## Data extract
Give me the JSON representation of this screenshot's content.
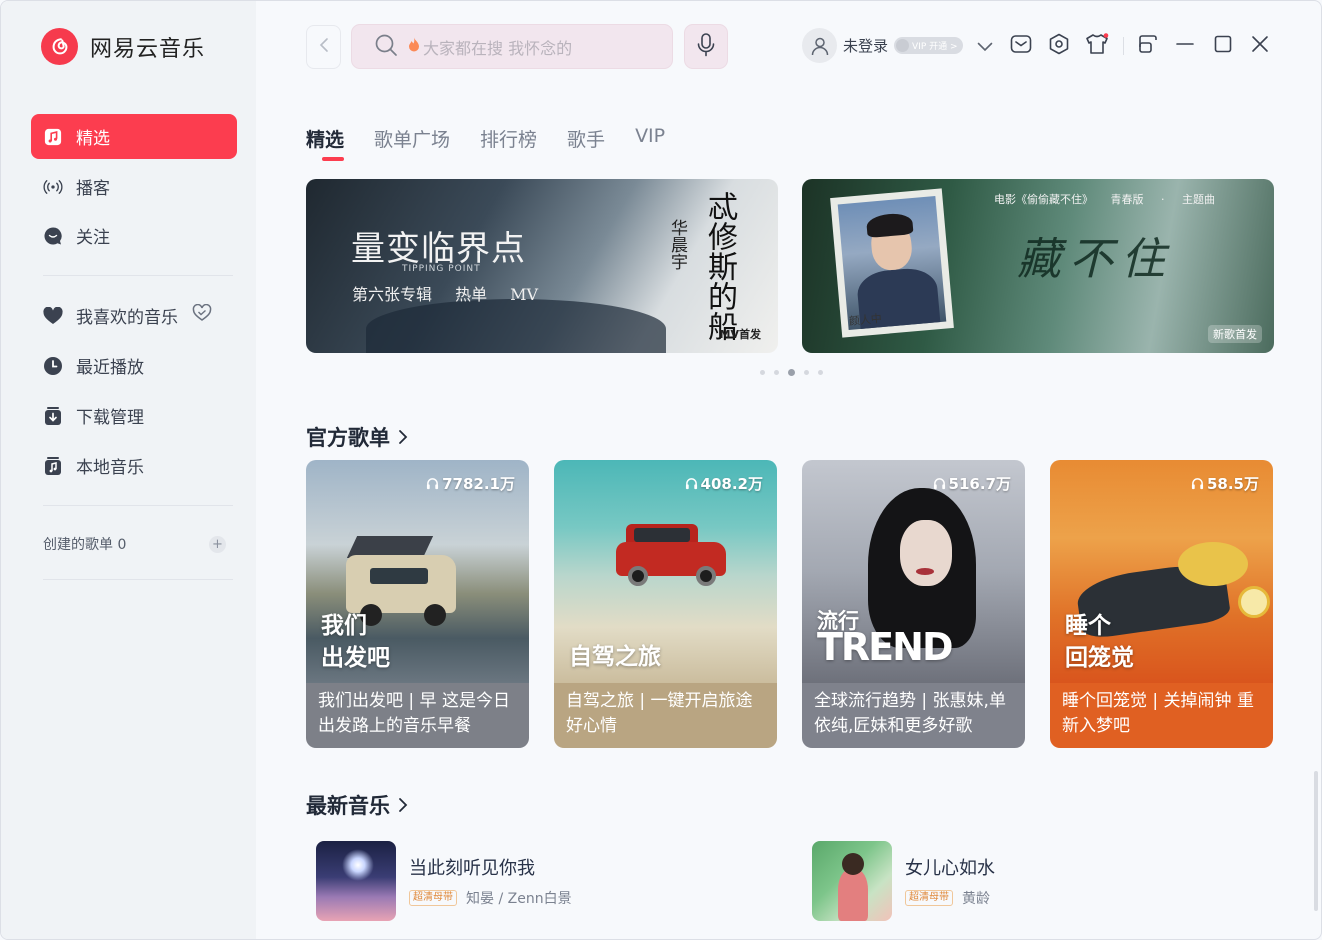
{
  "app": {
    "name": "网易云音乐"
  },
  "sidebar": {
    "nav": [
      {
        "label": "精选",
        "icon": "music-note-icon",
        "active": true
      },
      {
        "label": "播客",
        "icon": "radio-icon"
      },
      {
        "label": "关注",
        "icon": "chat-bubble-icon"
      }
    ],
    "library": [
      {
        "label": "我喜欢的音乐",
        "icon": "heart-icon"
      },
      {
        "label": "最近播放",
        "icon": "clock-icon"
      },
      {
        "label": "下载管理",
        "icon": "download-icon"
      },
      {
        "label": "本地音乐",
        "icon": "local-music-icon"
      }
    ],
    "created_label": "创建的歌单",
    "created_count": "0",
    "add_label": "+"
  },
  "header": {
    "search_placeholder": "大家都在搜 我怀念的",
    "user_name": "未登录",
    "vip_label": "VIP 开通 >"
  },
  "tabs": [
    {
      "label": "精选",
      "active": true
    },
    {
      "label": "歌单广场"
    },
    {
      "label": "排行榜"
    },
    {
      "label": "歌手"
    },
    {
      "label": "VIP"
    }
  ],
  "banners": [
    {
      "title": "量变临界点",
      "subtitle_en": "TIPPING POINT",
      "subtitle": "第六张专辑 热单 MV",
      "vertical_title": "忒修斯的船",
      "artist": "华晨宇",
      "badge": "MV首发"
    },
    {
      "top_text": "电影《偷偷藏不住》 青春版 · 主题曲",
      "title": "藏不住",
      "photo_caption": "颜人中",
      "badge": "新歌首发"
    }
  ],
  "carousel": {
    "count": 5,
    "active_index": 2
  },
  "sections": {
    "official_playlists": "官方歌单",
    "newest_music": "最新音乐"
  },
  "playlists": [
    {
      "plays": "7782.1万",
      "overlay": [
        "我们",
        "出发吧"
      ],
      "desc": "我们出发吧 | 早 这是今日出发路上的音乐早餐"
    },
    {
      "plays": "408.2万",
      "overlay": [
        "自驾之旅"
      ],
      "desc": "自驾之旅 | 一键开启旅途好心情"
    },
    {
      "plays": "516.7万",
      "overlay": [
        "流行",
        "TREND"
      ],
      "desc": "全球流行趋势 | 张惠妹,单依纯,匠妹和更多好歌"
    },
    {
      "plays": "58.5万",
      "overlay": [
        "睡个",
        "回笼觉"
      ],
      "desc": "睡个回笼觉 | 关掉闹钟 重新入梦吧"
    }
  ],
  "songs": [
    {
      "title": "当此刻听见你我",
      "tag": "超清母带",
      "artist": "知晏 / Zenn白景"
    },
    {
      "title": "女儿心如水",
      "tag": "超清母带",
      "artist": "黄龄"
    }
  ],
  "colors": {
    "accent": "#fc3d4f",
    "sidebar_bg": "#f0f3f6",
    "main_bg": "#f7f9fc",
    "search_bg": "#f2e6ee",
    "tag": "#e0893a"
  }
}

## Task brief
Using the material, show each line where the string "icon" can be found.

## Output
        "icon": "music-note-icon",
        "icon": "radio-icon"
        "icon": "chat-bubble-icon"
        "icon": "heart-icon"
        "icon": "clock-icon"
        "icon": "download-icon"
        "icon": "local-music-icon"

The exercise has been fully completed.